EXERCISE REQUIREMENTS
Copy the records below in full, keeping each word as it is but omitting the pictures.

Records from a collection
══════════════════════════════

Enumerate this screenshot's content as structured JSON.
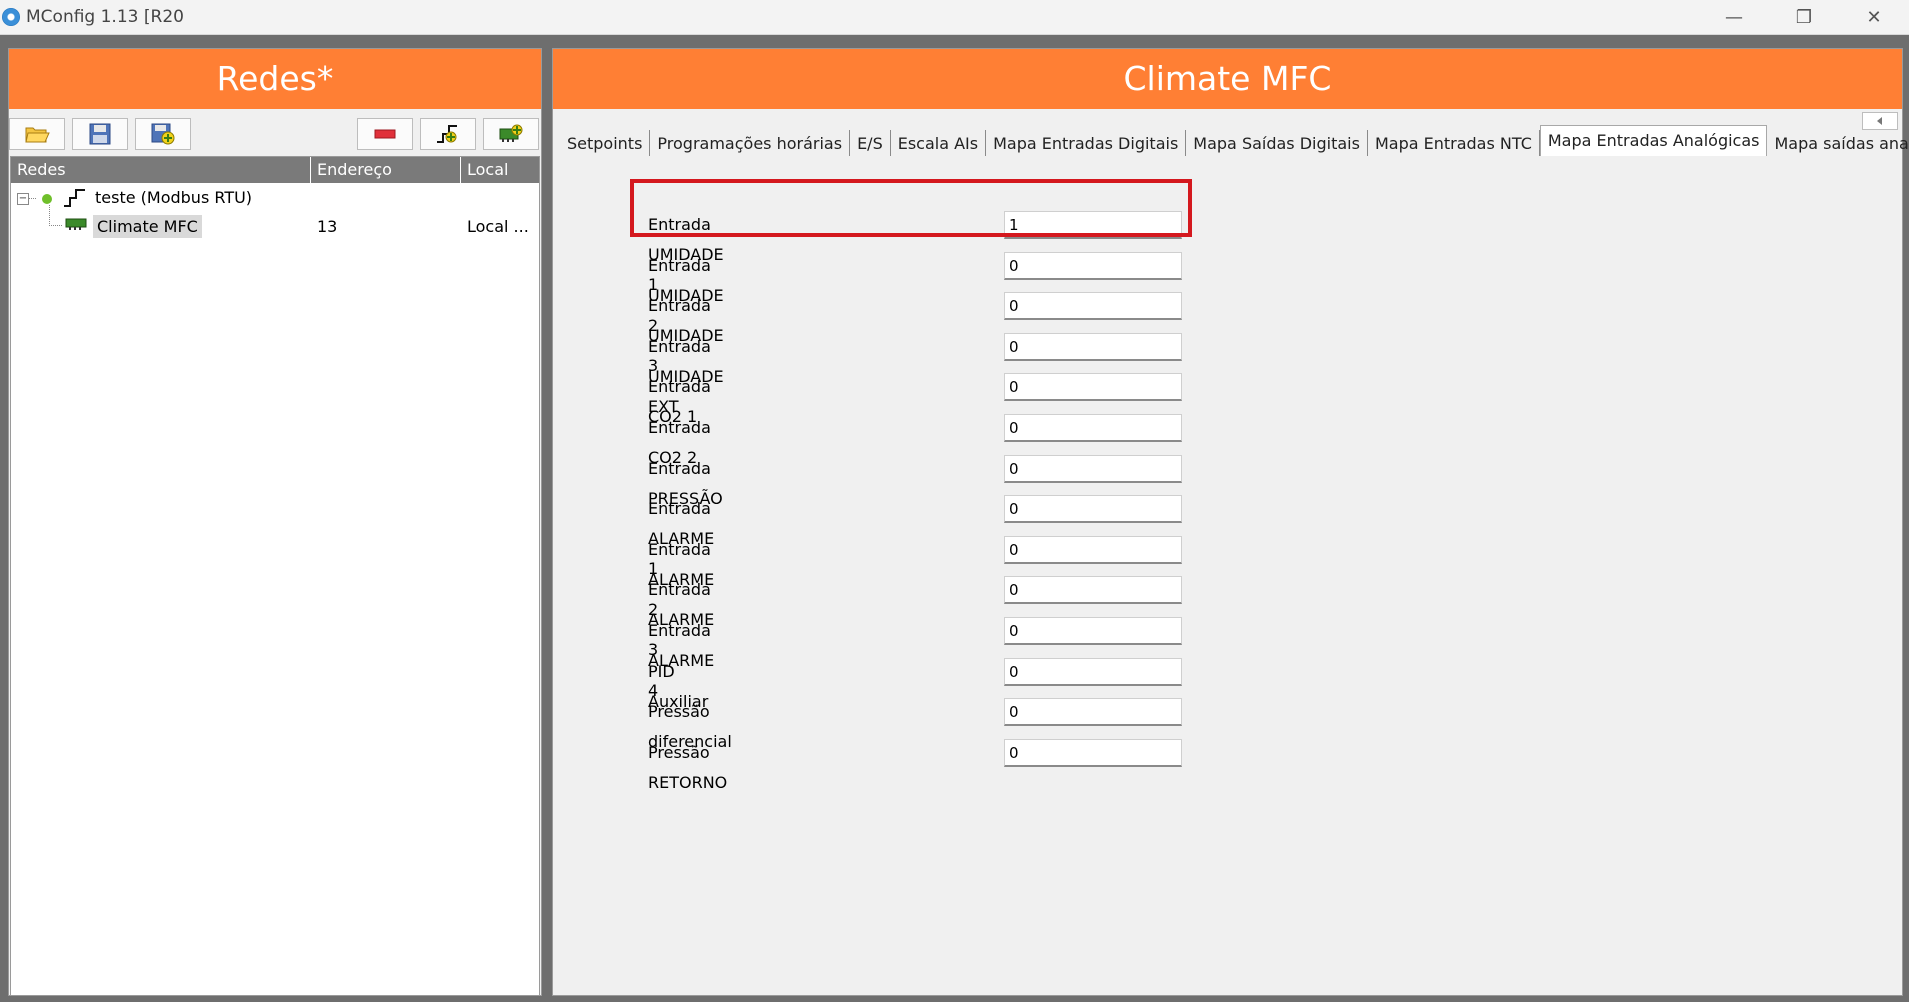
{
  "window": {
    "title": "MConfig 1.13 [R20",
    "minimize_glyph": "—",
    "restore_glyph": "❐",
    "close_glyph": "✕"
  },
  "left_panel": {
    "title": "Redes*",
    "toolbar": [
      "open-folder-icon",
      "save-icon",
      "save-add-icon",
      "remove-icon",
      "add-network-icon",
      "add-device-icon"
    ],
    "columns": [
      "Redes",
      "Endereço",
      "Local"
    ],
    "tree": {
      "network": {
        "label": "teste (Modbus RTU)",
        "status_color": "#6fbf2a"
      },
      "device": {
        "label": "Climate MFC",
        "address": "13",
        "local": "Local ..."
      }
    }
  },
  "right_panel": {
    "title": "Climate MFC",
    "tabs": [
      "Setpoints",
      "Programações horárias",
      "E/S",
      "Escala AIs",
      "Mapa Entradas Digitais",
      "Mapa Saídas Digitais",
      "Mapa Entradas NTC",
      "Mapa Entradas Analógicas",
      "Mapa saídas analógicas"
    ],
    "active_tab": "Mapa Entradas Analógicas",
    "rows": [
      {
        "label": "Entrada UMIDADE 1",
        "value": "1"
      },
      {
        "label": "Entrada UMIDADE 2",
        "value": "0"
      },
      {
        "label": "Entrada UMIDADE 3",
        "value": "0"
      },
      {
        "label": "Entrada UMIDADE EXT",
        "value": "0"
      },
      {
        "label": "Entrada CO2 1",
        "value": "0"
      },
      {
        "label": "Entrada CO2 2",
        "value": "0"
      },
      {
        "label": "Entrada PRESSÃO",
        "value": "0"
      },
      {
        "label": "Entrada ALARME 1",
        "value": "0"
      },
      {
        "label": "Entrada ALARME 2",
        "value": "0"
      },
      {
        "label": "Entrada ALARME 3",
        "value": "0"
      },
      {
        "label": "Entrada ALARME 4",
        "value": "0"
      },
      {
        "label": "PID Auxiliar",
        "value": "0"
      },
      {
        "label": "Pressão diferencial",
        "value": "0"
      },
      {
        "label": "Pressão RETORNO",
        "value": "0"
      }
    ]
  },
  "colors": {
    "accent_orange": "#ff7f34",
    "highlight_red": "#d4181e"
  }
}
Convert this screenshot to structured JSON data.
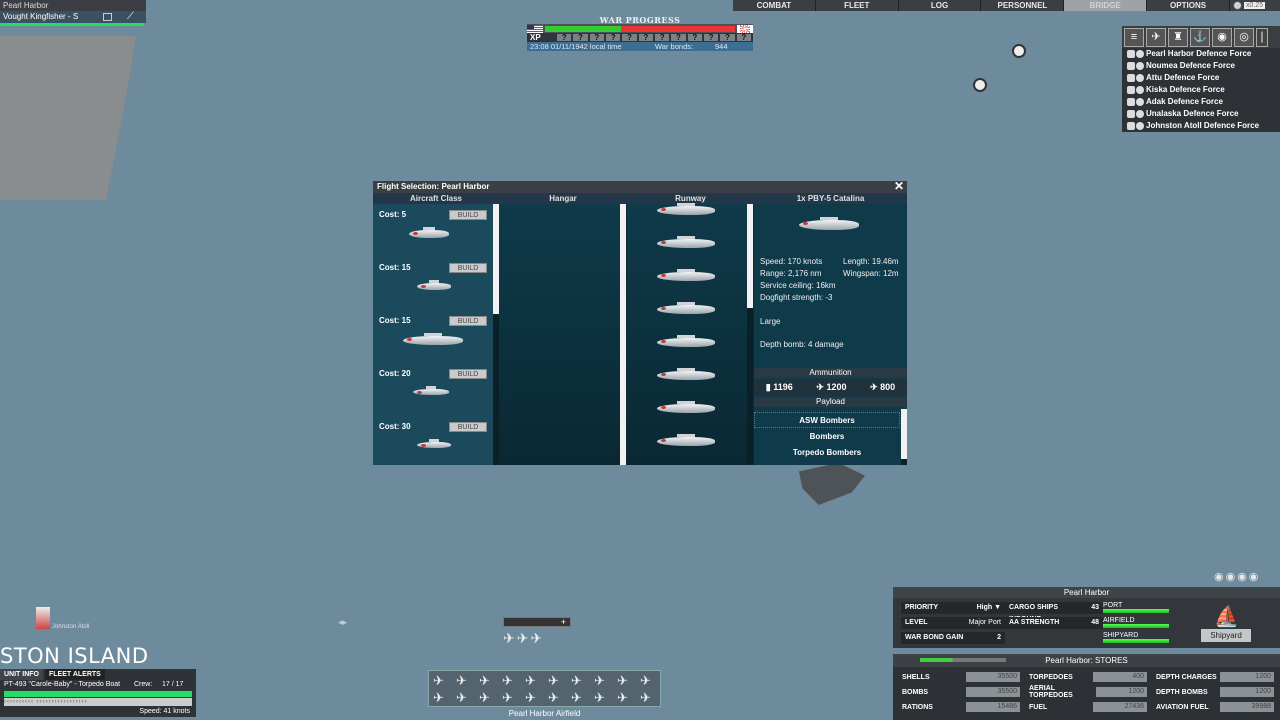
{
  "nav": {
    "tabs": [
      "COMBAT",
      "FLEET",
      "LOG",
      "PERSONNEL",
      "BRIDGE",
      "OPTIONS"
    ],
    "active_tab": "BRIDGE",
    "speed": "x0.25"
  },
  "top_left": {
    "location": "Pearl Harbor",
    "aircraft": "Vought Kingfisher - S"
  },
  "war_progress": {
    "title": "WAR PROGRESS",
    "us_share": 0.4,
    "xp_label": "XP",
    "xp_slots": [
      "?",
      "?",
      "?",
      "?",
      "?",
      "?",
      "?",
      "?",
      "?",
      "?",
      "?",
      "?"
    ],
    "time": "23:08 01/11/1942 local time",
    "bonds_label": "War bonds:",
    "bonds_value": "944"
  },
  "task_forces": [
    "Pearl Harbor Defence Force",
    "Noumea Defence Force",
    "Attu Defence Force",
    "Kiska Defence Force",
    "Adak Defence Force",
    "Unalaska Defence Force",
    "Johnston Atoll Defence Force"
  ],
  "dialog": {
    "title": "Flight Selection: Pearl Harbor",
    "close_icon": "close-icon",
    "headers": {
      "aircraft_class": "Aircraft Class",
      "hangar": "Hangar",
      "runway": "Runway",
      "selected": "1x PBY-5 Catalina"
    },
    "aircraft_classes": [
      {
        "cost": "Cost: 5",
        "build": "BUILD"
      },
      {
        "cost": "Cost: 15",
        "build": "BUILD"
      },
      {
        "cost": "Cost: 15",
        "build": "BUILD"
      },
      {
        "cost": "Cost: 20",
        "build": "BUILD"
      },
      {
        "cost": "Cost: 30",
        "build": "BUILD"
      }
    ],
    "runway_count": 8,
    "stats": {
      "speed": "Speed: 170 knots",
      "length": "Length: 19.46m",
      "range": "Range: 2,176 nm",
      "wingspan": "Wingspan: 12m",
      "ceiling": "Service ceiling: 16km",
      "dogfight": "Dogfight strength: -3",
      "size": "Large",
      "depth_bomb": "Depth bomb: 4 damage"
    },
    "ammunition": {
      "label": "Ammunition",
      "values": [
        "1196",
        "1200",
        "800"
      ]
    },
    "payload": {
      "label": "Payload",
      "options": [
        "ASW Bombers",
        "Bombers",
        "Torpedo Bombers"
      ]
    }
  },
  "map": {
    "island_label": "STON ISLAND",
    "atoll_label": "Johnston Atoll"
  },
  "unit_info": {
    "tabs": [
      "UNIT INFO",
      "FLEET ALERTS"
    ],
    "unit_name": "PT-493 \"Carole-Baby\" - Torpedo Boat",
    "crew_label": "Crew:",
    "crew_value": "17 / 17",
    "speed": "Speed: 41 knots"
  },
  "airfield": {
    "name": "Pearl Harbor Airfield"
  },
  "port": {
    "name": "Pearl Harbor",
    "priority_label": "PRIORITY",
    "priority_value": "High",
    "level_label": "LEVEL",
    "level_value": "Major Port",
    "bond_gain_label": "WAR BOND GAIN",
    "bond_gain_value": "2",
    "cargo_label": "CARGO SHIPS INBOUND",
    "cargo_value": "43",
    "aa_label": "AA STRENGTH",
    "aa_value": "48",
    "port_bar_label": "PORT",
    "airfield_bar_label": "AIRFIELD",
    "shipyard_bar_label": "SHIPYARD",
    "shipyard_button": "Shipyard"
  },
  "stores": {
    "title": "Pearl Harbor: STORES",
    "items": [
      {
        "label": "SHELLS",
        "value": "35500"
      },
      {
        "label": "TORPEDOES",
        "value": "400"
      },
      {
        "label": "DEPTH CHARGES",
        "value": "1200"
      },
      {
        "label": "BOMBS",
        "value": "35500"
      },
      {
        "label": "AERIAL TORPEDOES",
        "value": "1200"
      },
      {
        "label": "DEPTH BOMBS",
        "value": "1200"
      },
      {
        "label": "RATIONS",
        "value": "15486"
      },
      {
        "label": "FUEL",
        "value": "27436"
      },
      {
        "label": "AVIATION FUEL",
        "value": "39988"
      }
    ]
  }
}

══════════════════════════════

OUTPUT BELOW
Enumerate this screenshot's content as structured JSON.
{
  "window": {
    "title": "MConfig 1.13 [R20",
    "minimize_glyph": "—",
    "restore_glyph": "❐",
    "close_glyph": "✕"
  },
  "left_panel": {
    "title": "Redes*",
    "toolbar": [
      "open-folder-icon",
      "save-icon",
      "save-add-icon",
      "remove-icon",
      "add-network-icon",
      "add-device-icon"
    ],
    "columns": [
      "Redes",
      "Endereço",
      "Local"
    ],
    "tree": {
      "network": {
        "label": "teste (Modbus RTU)",
        "status_color": "#6fbf2a"
      },
      "device": {
        "label": "Climate MFC",
        "address": "13",
        "local": "Local ..."
      }
    }
  },
  "right_panel": {
    "title": "Climate MFC",
    "tabs": [
      "Setpoints",
      "Programações horárias",
      "E/S",
      "Escala AIs",
      "Mapa Entradas Digitais",
      "Mapa Saídas Digitais",
      "Mapa Entradas NTC",
      "Mapa Entradas Analógicas",
      "Mapa saídas analógicas"
    ],
    "active_tab": "Mapa Entradas Analógicas",
    "rows": [
      {
        "label": "Entrada UMIDADE 1",
        "value": "1"
      },
      {
        "label": "Entrada UMIDADE 2",
        "value": "0"
      },
      {
        "label": "Entrada UMIDADE 3",
        "value": "0"
      },
      {
        "label": "Entrada UMIDADE EXT",
        "value": "0"
      },
      {
        "label": "Entrada CO2 1",
        "value": "0"
      },
      {
        "label": "Entrada CO2 2",
        "value": "0"
      },
      {
        "label": "Entrada PRESSÃO",
        "value": "0"
      },
      {
        "label": "Entrada ALARME 1",
        "value": "0"
      },
      {
        "label": "Entrada ALARME 2",
        "value": "0"
      },
      {
        "label": "Entrada ALARME 3",
        "value": "0"
      },
      {
        "label": "Entrada ALARME 4",
        "value": "0"
      },
      {
        "label": "PID Auxiliar",
        "value": "0"
      },
      {
        "label": "Pressão diferencial",
        "value": "0"
      },
      {
        "label": "Pressão RETORNO",
        "value": "0"
      }
    ]
  },
  "colors": {
    "accent_orange": "#ff7f34",
    "highlight_red": "#d4181e"
  }
}
Convert this screenshot to structured JSON data.
{
  "nav": {
    "tabs": [
      "COMBAT",
      "FLEET",
      "LOG",
      "PERSONNEL",
      "BRIDGE",
      "OPTIONS"
    ],
    "active_tab": "BRIDGE",
    "speed": "x0.25"
  },
  "top_left": {
    "location": "Pearl Harbor",
    "aircraft": "Vought Kingfisher - S"
  },
  "war_progress": {
    "title": "WAR PROGRESS",
    "us_share": 0.4,
    "xp_label": "XP",
    "xp_slots": [
      "?",
      "?",
      "?",
      "?",
      "?",
      "?",
      "?",
      "?",
      "?",
      "?",
      "?",
      "?"
    ],
    "time": "23:08 01/11/1942 local time",
    "bonds_label": "War bonds:",
    "bonds_value": "944"
  },
  "task_forces": [
    "Pearl Harbor Defence Force",
    "Noumea Defence Force",
    "Attu Defence Force",
    "Kiska Defence Force",
    "Adak Defence Force",
    "Unalaska Defence Force",
    "Johnston Atoll Defence Force"
  ],
  "dialog": {
    "title": "Flight Selection: Pearl Harbor",
    "close_icon": "close-icon",
    "headers": {
      "aircraft_class": "Aircraft Class",
      "hangar": "Hangar",
      "runway": "Runway",
      "selected": "1x PBY-5 Catalina"
    },
    "aircraft_classes": [
      {
        "cost": "Cost: 5",
        "build": "BUILD"
      },
      {
        "cost": "Cost: 15",
        "build": "BUILD"
      },
      {
        "cost": "Cost: 15",
        "build": "BUILD"
      },
      {
        "cost": "Cost: 20",
        "build": "BUILD"
      },
      {
        "cost": "Cost: 30",
        "build": "BUILD"
      }
    ],
    "runway_count": 8,
    "stats": {
      "speed": "Speed: 170 knots",
      "length": "Length: 19.46m",
      "range": "Range: 2,176 nm",
      "wingspan": "Wingspan: 12m",
      "ceiling": "Service ceiling: 16km",
      "dogfight": "Dogfight strength: -3",
      "size": "Large",
      "depth_bomb": "Depth bomb: 4 damage"
    },
    "ammunition": {
      "label": "Ammunition",
      "values": [
        "1196",
        "1200",
        "800"
      ]
    },
    "payload": {
      "label": "Payload",
      "options": [
        "ASW Bombers",
        "Bombers",
        "Torpedo Bombers"
      ]
    }
  },
  "map": {
    "island_label": "STON ISLAND",
    "atoll_label": "Johnston Atoll"
  },
  "unit_info": {
    "tabs": [
      "UNIT INFO",
      "FLEET ALERTS"
    ],
    "unit_name": "PT-493 \"Carole-Baby\" - Torpedo Boat",
    "crew_label": "Crew:",
    "crew_value": "17 / 17",
    "speed": "Speed: 41 knots"
  },
  "airfield": {
    "name": "Pearl Harbor Airfield"
  },
  "port": {
    "name": "Pearl Harbor",
    "priority_label": "PRIORITY",
    "priority_value": "High",
    "level_label": "LEVEL",
    "level_value": "Major Port",
    "bond_gain_label": "WAR BOND GAIN",
    "bond_gain_value": "2",
    "cargo_label": "CARGO SHIPS INBOUND",
    "cargo_value": "43",
    "aa_label": "AA STRENGTH",
    "aa_value": "48",
    "port_bar_label": "PORT",
    "airfield_bar_label": "AIRFIELD",
    "shipyard_bar_label": "SHIPYARD",
    "shipyard_button": "Shipyard"
  },
  "stores": {
    "title": "Pearl Harbor: STORES",
    "items": [
      {
        "label": "SHELLS",
        "value": "35500"
      },
      {
        "label": "TORPEDOES",
        "value": "400"
      },
      {
        "label": "DEPTH CHARGES",
        "value": "1200"
      },
      {
        "label": "BOMBS",
        "value": "35500"
      },
      {
        "label": "AERIAL TORPEDOES",
        "value": "1200"
      },
      {
        "label": "DEPTH BOMBS",
        "value": "1200"
      },
      {
        "label": "RATIONS",
        "value": "15486"
      },
      {
        "label": "FUEL",
        "value": "27436"
      },
      {
        "label": "AVIATION FUEL",
        "value": "39988"
      }
    ]
  }
}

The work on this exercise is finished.